'"/>

Source:Engineering and Physical Sciences Research Council


Related biology news :

1. Bioartificial kidney under study at MCG
2. W.M. Keck Foundation funds study of friendly microbes
3. Yellowstone microbes fueled by hydrogen, according to U. of Colorado study
4. Genome-wide mouse study yields link to human leukemia
5. Clam embryo study shows pollutant mixture adversely affects nerve cell development
6. New imaging method gives early indication if brain cancer therapy is effective, U-M study shows
7. Same mutation aided evolution in many fish species, Stanford study finds
8. Sequencing of marine bacterium will help study of cell communication
9. Genetically modified rice in China benefits farmers health, study finds
10. A new study examines how shared pathogens affect host populations
11. NYU study reveals how brains immune system fights viral encephalitis

Post Your Comments:
*Name:
*Comment:
*Email:
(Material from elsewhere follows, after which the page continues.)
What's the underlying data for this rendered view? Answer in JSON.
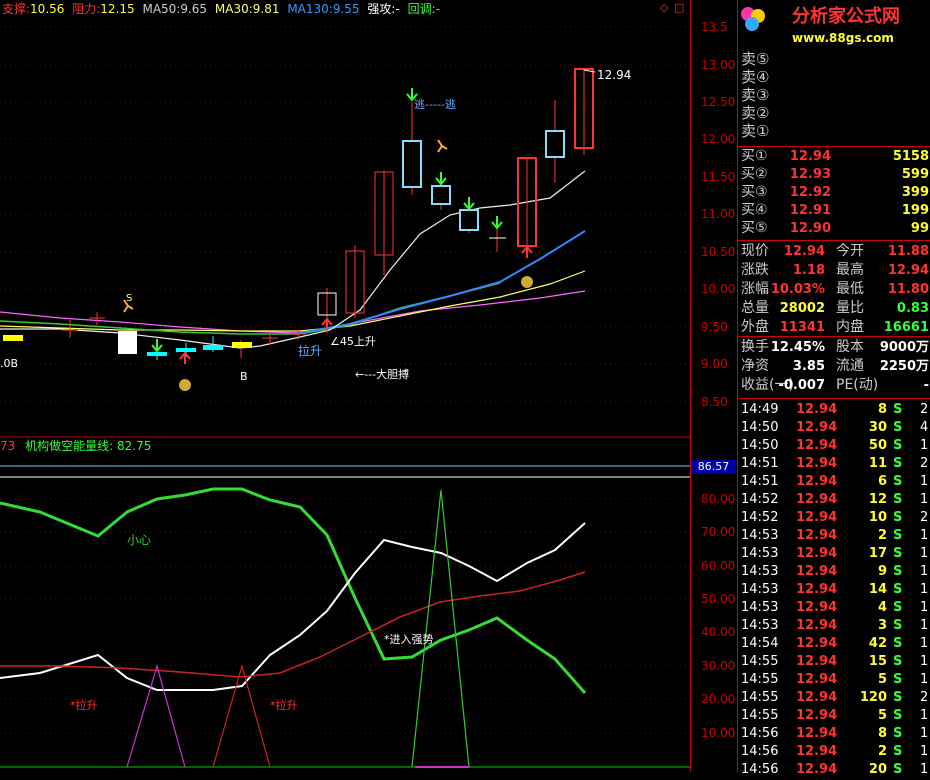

(Date:5/24/2016)... Ampronix facilitates superior patient care by providing unparalleled technology to leaders of the medical ... premium product recently added to the range of products distributed by Ampronix. ... ... ... Ampronix News ...
(Date:5/9/2016)... , UAE, May 9, 2016 ... when it comes to expanding freedom for high net ... Even in today,s globally connected world, there is ... conferencing system could ever duplicate sealing your deal with ... obtaining second passports by taking advantage of citizenship via ...
(Date:4/26/2016)... and LONDON , April ... part of EdgeVerve Systems, a product subsidiary of ... today announced a partnership to integrate the Onegini ...      (Logo: http://photos.prnewswire.com/prnh/20151104/283829LOGO ) ... their customers enhanced security to access and transact ...
Breaking Biology News(10 mins):
(Date:6/27/2016)... ... June 27, 2016 , ... Cancer experts from Austria, ... could be a new and helpful biomarker for malignant pleural mesothelioma. Surviving Mesothelioma ... read it now. , Biomarkers are components in the blood, tissue or ...
(Date:6/27/2016)... , June 27, 2016  Liquid Biotech ... announced the funding of a Sponsored Research Agreement ... circulating tumor cells (CTCs) from cancer patients.  The ... in CTC levels correlate with clinical outcomes in ... These data will then be employed to support ...
(Date:6/24/2016)... ... June 24, 2016 , ... While the majority of commercial spectrophotometers and fluorometers ... the 6000i models are higher end machines that use the more unconventional z-dimension of ... beam from the bottom of the cuvette holder. , FireflySci has developed several ...
(Date:6/23/2016)... 2016   Boston Biomedical , an industry ... to target cancer stemness pathways, announced that its ... Drug Designation from the U.S. Food and Drug ... including gastroesophageal junction (GEJ) cancer. Napabucasin is an ... cancer stemness pathways by targeting STAT3, and is ...
Breaking Biology Technology: